## About this task
From the entries below, copy each line in which the word "DOORS" occurs.

## Records for the task
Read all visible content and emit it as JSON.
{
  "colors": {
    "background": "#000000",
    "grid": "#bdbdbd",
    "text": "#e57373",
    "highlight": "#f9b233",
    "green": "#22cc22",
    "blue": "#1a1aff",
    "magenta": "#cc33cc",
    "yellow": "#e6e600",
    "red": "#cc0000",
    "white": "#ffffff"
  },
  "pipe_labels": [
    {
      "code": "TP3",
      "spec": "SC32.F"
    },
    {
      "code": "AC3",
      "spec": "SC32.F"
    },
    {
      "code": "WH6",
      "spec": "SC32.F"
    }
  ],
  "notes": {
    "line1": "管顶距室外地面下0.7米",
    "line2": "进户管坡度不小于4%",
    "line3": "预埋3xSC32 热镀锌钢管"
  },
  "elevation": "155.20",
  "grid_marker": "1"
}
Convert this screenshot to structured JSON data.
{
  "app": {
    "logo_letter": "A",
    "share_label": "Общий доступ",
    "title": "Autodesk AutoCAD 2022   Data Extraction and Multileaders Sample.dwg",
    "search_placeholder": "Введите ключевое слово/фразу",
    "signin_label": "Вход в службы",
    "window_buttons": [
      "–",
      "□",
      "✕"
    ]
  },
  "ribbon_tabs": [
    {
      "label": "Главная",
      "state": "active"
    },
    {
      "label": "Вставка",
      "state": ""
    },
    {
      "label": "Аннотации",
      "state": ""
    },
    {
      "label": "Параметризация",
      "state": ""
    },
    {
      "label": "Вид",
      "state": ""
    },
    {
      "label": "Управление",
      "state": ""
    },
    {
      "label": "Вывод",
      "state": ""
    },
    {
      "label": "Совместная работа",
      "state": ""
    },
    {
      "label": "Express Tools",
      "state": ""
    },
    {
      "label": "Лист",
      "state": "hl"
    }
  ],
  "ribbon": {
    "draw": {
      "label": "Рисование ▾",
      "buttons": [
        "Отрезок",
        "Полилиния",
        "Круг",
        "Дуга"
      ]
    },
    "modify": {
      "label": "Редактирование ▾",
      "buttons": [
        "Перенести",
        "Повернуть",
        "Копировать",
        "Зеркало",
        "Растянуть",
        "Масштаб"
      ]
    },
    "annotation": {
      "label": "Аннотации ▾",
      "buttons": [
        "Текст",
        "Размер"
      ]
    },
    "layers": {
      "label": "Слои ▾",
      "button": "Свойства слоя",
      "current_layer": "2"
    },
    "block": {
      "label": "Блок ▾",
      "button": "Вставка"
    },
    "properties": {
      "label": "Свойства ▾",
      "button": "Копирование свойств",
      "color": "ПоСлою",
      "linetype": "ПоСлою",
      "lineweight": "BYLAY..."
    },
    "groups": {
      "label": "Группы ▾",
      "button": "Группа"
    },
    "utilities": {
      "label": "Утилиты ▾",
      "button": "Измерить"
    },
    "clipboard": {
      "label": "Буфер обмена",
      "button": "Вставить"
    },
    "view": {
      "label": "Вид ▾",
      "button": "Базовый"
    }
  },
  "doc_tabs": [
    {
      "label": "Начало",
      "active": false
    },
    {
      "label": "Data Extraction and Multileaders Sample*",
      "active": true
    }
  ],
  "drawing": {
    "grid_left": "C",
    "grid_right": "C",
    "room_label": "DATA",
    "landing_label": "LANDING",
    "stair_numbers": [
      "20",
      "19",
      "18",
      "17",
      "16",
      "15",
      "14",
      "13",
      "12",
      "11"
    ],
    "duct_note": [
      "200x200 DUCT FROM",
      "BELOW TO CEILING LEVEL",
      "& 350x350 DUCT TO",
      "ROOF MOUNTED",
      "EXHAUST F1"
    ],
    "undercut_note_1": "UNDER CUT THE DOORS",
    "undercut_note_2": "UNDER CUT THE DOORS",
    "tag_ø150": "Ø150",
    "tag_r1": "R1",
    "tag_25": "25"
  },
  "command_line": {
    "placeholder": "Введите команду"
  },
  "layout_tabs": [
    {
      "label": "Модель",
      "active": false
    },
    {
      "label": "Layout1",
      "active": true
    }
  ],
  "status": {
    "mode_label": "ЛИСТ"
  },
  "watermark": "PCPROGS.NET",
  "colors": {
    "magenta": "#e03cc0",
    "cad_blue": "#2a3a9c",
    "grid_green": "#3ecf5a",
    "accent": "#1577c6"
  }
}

## Exercise result
    "undercut_note_1": "UNDER CUT THE DOORS",
    "undercut_note_2": "UNDER CUT THE DOORS",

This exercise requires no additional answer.